What is expected
A line belongs in the answer if it contains "icon"; copy every such line from the entries below.

Task data
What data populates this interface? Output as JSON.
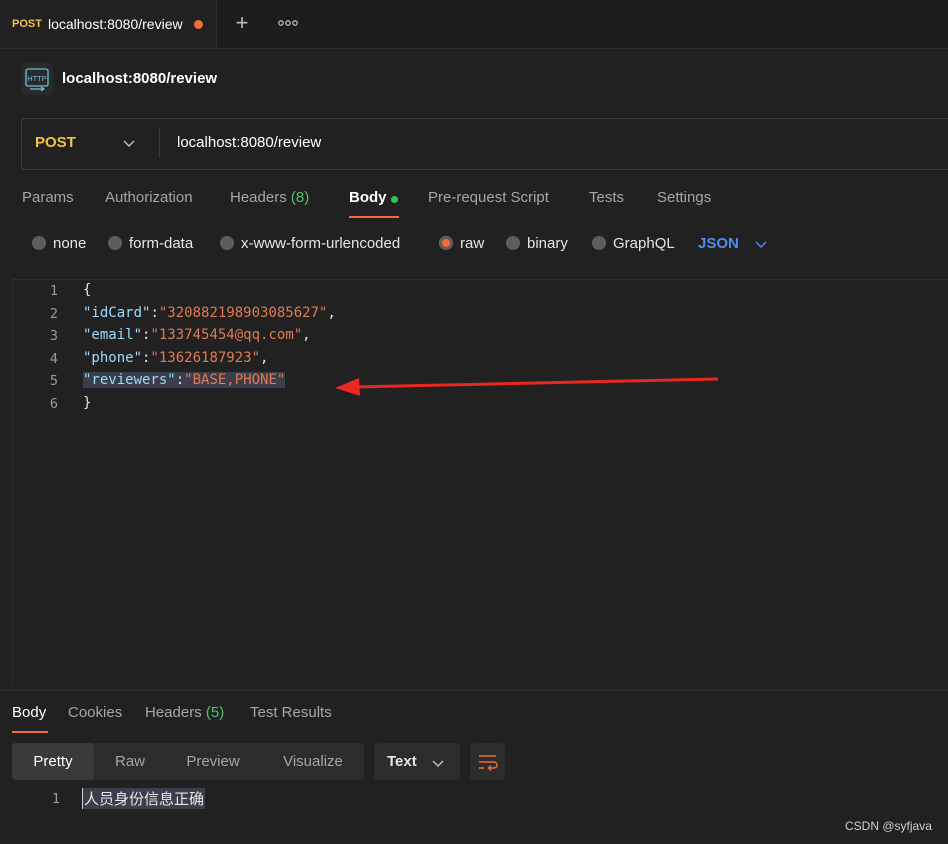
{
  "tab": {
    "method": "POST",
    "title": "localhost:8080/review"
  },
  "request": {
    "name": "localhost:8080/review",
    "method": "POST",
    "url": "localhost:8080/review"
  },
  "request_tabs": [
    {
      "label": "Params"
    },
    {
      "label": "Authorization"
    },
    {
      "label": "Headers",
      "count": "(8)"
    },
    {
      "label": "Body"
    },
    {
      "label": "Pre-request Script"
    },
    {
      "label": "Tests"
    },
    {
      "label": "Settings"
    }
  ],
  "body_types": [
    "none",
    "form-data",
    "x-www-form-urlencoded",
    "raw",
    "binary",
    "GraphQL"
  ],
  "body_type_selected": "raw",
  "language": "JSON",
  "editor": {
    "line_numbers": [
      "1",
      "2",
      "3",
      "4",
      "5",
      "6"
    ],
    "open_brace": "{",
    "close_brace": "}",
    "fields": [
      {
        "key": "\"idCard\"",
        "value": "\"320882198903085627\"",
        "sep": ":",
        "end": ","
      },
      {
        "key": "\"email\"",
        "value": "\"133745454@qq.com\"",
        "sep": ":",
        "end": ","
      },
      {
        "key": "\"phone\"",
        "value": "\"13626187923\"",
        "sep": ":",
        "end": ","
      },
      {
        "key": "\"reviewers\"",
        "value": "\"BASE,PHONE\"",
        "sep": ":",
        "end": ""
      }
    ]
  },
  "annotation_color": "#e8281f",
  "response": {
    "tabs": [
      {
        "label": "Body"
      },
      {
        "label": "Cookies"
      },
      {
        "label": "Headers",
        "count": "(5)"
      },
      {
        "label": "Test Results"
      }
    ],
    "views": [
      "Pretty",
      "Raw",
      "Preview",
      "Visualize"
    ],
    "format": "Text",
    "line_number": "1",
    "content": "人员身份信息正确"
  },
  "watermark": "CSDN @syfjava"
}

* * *

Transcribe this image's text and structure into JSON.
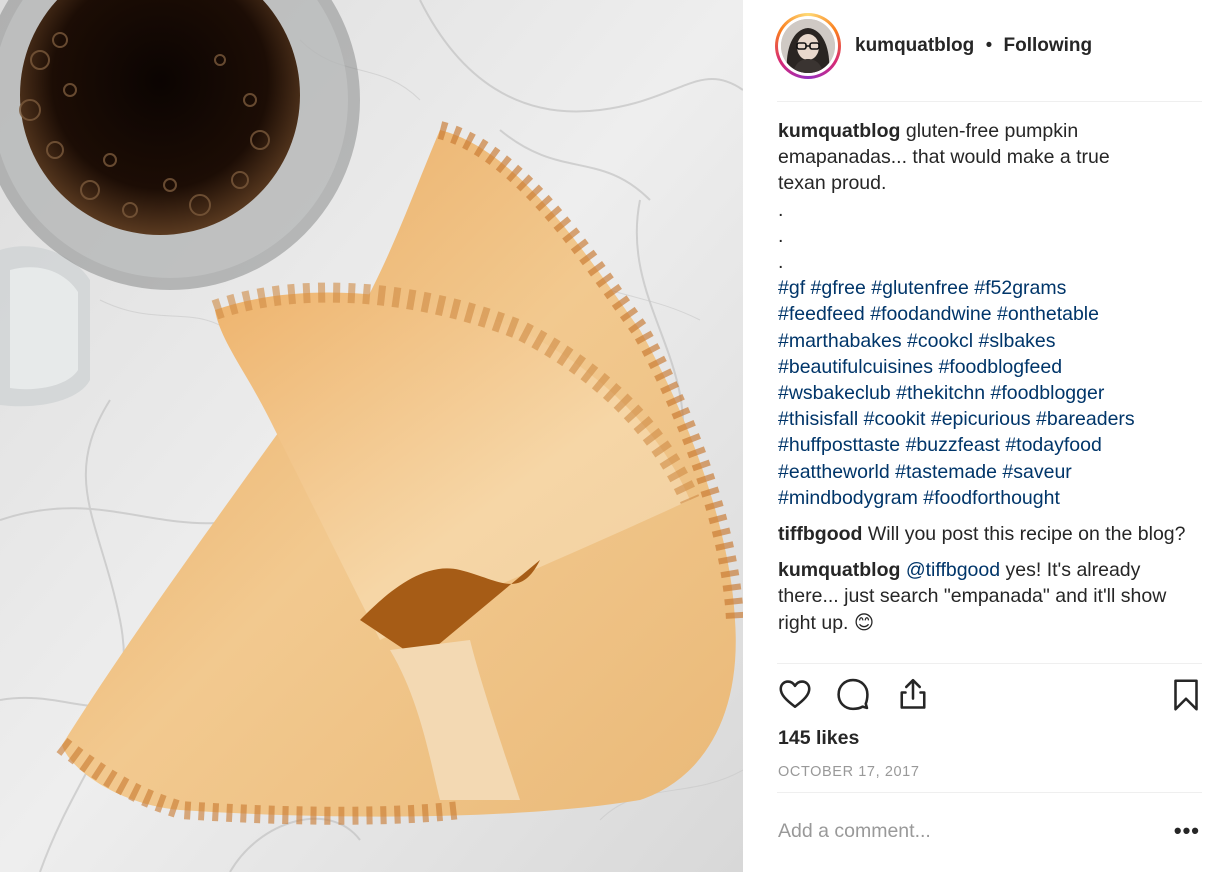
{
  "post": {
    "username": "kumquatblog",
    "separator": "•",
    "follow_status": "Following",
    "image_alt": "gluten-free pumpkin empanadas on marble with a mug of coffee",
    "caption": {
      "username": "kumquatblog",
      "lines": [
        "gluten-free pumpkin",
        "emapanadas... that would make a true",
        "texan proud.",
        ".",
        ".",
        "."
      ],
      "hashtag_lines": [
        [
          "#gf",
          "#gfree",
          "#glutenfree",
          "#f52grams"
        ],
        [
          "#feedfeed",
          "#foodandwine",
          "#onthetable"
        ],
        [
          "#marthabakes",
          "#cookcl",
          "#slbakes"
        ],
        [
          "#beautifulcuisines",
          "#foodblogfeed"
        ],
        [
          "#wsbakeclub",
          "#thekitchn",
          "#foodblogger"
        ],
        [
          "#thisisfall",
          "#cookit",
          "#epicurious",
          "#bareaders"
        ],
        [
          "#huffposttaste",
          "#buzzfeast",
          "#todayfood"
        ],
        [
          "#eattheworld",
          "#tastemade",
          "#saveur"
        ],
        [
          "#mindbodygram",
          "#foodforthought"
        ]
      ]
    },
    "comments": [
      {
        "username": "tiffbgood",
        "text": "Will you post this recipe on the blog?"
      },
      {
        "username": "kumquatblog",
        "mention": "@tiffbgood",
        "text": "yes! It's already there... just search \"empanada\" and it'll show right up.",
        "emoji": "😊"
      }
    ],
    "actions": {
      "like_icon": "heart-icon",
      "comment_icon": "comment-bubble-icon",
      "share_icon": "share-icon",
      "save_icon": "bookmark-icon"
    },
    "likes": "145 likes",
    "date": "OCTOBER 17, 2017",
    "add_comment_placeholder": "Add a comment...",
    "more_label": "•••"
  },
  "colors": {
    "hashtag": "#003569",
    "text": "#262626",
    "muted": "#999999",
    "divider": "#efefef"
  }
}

Your response
      "like_icon": "heart-icon",
      "comment_icon": "comment-bubble-icon",
      "share_icon": "share-icon",
      "save_icon": "bookmark-icon"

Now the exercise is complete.